Last week, the Commission granted our Request.
The New York Times has reported that nearly 40,000 people have been evicted from the camps, and another 144,000 face a threat of imminent evictions. The numbers alone are startling, but so too are the details of how these evictions are being carried out.
On fact finding missions to Haiti, we documented cases where entire settlements have been destroyed. In one case, armed police officers invaded a camp with state owned bulldozes late at night and demolished all of the shelters inside. After residents pieced together new shelters, the police and the bulldozers destroyed them again. The police have also beaten and terrorized people while forcing them out of the camps, and have arrested and detained those who protest their eviction. Food, water and medical care are being withheld from camps targeted for eviction, leaving the people inside to starve, or to send their kids out into the streets to hustle for food and water.
The Inter-American Commission underscored “the importance of respecting international human rights obligations in all circumstances, in particular non-derogable rights and the rights of the most vulnerable.” It directed Haitian authorities to:
- adopt a moratorium on forced evictions from the camps
- ensure minimum health and safety standards in alternative settlements;
- provide judicial recourse to people who have been unlawfully evicted;
- implement effective security measures to protect people in the camps, especially women and children;
- train security forces on the rights of displaced persons, especially as it relates to forced evictions;
- and ensure access to the camps by international observers.
The burden is now on Haiti to comply with these directives. But donor countries also have a role to play, given their scope of influence over the reconstruction process.

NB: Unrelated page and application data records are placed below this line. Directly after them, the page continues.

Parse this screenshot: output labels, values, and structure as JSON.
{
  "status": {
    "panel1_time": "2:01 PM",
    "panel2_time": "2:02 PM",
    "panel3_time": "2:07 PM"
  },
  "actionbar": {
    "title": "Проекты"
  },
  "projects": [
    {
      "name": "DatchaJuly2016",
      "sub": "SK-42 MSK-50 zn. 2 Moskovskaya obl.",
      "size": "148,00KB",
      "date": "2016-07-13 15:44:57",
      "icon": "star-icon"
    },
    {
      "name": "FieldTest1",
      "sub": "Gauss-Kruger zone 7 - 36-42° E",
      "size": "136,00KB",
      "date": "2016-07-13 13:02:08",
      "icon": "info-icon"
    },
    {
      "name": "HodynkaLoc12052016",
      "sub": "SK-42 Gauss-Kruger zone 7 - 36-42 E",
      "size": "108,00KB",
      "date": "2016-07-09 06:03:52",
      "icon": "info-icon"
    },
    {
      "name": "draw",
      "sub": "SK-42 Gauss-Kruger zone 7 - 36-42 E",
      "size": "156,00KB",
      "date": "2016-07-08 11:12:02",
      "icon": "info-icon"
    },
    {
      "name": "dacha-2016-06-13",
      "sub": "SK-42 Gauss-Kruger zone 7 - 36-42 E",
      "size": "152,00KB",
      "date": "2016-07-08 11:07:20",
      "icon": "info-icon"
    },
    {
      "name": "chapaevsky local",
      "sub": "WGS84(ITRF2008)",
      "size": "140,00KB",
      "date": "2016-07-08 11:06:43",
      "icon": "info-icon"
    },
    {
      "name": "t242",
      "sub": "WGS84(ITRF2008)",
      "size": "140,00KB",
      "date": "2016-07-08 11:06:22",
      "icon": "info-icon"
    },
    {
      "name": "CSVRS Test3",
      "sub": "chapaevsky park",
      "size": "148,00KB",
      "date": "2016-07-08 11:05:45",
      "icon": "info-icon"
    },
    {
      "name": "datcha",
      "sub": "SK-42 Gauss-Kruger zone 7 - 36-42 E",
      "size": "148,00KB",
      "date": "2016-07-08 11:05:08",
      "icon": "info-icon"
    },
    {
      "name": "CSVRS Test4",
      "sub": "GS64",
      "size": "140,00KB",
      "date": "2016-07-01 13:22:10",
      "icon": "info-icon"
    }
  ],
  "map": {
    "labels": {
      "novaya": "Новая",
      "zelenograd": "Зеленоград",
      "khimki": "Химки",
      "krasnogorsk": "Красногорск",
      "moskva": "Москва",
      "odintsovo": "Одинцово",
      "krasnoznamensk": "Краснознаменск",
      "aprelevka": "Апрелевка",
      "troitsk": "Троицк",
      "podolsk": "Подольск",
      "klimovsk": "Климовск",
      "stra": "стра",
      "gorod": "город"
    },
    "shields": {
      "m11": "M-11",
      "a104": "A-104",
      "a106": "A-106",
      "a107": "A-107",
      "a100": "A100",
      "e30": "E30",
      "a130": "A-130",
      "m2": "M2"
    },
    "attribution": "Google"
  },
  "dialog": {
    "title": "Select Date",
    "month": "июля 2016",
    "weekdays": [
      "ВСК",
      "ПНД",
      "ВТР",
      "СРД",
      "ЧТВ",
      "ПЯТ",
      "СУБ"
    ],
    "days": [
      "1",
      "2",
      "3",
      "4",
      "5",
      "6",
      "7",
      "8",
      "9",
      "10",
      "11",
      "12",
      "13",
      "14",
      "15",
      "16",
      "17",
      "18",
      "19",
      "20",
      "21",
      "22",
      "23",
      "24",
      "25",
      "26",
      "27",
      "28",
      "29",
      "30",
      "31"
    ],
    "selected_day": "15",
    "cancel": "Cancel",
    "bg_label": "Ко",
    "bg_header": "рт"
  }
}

Says Nicole Phillips, staff attorney at the Institute for Justice and Democracy in Haiti: “we hope that the international community will also respect these recommendations and assure that their actions do not directly or indirectly support unlawful evictions.”
photo credit: International Action Ties